§ Task objective
Retype each line below precisely.
(Data for the task)
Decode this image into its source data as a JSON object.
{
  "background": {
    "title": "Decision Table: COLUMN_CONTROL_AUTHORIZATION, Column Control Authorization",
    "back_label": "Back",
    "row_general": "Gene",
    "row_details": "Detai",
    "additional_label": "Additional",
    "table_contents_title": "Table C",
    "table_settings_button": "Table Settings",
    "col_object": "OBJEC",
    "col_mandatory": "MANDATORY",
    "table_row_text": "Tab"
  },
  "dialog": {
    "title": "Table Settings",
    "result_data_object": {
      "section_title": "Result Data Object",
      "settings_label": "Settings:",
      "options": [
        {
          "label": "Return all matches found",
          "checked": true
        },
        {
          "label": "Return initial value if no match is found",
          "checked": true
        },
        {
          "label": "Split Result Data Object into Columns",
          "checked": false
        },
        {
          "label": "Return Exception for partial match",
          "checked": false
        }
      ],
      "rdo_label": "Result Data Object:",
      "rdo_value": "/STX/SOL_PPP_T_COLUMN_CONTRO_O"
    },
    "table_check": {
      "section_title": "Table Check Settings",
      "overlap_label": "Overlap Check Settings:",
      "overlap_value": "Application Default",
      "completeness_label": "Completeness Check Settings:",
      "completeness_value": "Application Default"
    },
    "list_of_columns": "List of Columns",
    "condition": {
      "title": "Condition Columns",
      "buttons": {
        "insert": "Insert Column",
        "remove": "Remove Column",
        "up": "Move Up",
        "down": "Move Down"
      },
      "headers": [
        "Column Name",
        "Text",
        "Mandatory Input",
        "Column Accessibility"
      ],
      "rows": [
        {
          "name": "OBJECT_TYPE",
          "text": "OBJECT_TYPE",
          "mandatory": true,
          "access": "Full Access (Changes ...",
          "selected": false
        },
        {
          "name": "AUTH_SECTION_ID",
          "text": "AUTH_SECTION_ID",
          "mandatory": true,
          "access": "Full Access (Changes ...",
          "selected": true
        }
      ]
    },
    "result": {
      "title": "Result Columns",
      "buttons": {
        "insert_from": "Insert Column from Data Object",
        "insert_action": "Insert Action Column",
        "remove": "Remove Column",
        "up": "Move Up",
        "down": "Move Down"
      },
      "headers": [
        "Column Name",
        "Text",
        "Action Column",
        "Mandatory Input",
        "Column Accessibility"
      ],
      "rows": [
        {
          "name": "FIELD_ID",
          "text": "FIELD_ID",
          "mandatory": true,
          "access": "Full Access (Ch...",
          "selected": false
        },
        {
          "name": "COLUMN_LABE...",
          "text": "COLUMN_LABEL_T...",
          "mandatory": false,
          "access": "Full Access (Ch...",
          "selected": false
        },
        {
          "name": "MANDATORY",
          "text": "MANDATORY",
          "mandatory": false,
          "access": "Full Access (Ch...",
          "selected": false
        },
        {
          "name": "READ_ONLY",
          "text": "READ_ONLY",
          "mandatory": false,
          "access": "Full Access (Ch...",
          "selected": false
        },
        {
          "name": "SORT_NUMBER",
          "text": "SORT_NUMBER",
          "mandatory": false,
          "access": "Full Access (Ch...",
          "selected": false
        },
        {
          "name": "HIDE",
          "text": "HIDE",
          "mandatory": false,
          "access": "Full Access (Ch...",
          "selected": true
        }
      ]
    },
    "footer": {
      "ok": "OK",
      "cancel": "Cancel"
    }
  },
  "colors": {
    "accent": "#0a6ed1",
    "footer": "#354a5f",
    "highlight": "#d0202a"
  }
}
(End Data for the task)
§ Response to the task
Decode this image into its source data as a JSON object.
{
  "background": {
    "title": "Decision Table: COLUMN_CONTROL_AUTHORIZATION, Column Control Authorization",
    "back_label": "Back",
    "row_general": "Gene",
    "row_details": "Detai",
    "additional_label": "Additional",
    "table_contents_title": "Table C",
    "table_settings_button": "Table Settings",
    "col_object": "OBJEC",
    "col_mandatory": "MANDATORY",
    "table_row_text": "Tab"
  },
  "dialog": {
    "title": "Table Settings",
    "result_data_object": {
      "section_title": "Result Data Object",
      "settings_label": "Settings:",
      "options": [
        {
          "label": "Return all matches found",
          "checked": true
        },
        {
          "label": "Return initial value if no match is found",
          "checked": true
        },
        {
          "label": "Split Result Data Object into Columns",
          "checked": false
        },
        {
          "label": "Return Exception for partial match",
          "checked": false
        }
      ],
      "rdo_label": "Result Data Object:",
      "rdo_value": "/STX/SOL_PPP_T_COLUMN_CONTRO_O"
    },
    "table_check": {
      "section_title": "Table Check Settings",
      "overlap_label": "Overlap Check Settings:",
      "overlap_value": "Application Default",
      "completeness_label": "Completeness Check Settings:",
      "completeness_value": "Application Default"
    },
    "list_of_columns": "List of Columns",
    "condition": {
      "title": "Condition Columns",
      "buttons": {
        "insert": "Insert Column",
        "remove": "Remove Column",
        "up": "Move Up",
        "down": "Move Down"
      },
      "headers": [
        "Column Name",
        "Text",
        "Mandatory Input",
        "Column Accessibility"
      ],
      "rows": [
        {
          "name": "OBJECT_TYPE",
          "text": "OBJECT_TYPE",
          "mandatory": true,
          "access": "Full Access (Changes ...",
          "selected": false
        },
        {
          "name": "AUTH_SECTION_ID",
          "text": "AUTH_SECTION_ID",
          "mandatory": true,
          "access": "Full Access (Changes ...",
          "selected": true
        }
      ]
    },
    "result": {
      "title": "Result Columns",
      "buttons": {
        "insert_from": "Insert Column from Data Object",
        "insert_action": "Insert Action Column",
        "remove": "Remove Column",
        "up": "Move Up",
        "down": "Move Down"
      },
      "headers": [
        "Column Name",
        "Text",
        "Action Column",
        "Mandatory Input",
        "Column Accessibility"
      ],
      "rows": [
        {
          "name": "FIELD_ID",
          "text": "FIELD_ID",
          "mandatory": true,
          "access": "Full Access (Ch...",
          "selected": false
        },
        {
          "name": "COLUMN_LABE...",
          "text": "COLUMN_LABEL_T...",
          "mandatory": false,
          "access": "Full Access (Ch...",
          "selected": false
        },
        {
          "name": "MANDATORY",
          "text": "MANDATORY",
          "mandatory": false,
          "access": "Full Access (Ch...",
          "selected": false
        },
        {
          "name": "READ_ONLY",
          "text": "READ_ONLY",
          "mandatory": false,
          "access": "Full Access (Ch...",
          "selected": false
        },
        {
          "name": "SORT_NUMBER",
          "text": "SORT_NUMBER",
          "mandatory": false,
          "access": "Full Access (Ch...",
          "selected": false
        },
        {
          "name": "HIDE",
          "text": "HIDE",
          "mandatory": false,
          "access": "Full Access (Ch...",
          "selected": true
        }
      ]
    },
    "footer": {
      "ok": "OK",
      "cancel": "Cancel"
    }
  },
  "colors": {
    "accent": "#0a6ed1",
    "footer": "#354a5f",
    "highlight": "#d0202a"
  }
}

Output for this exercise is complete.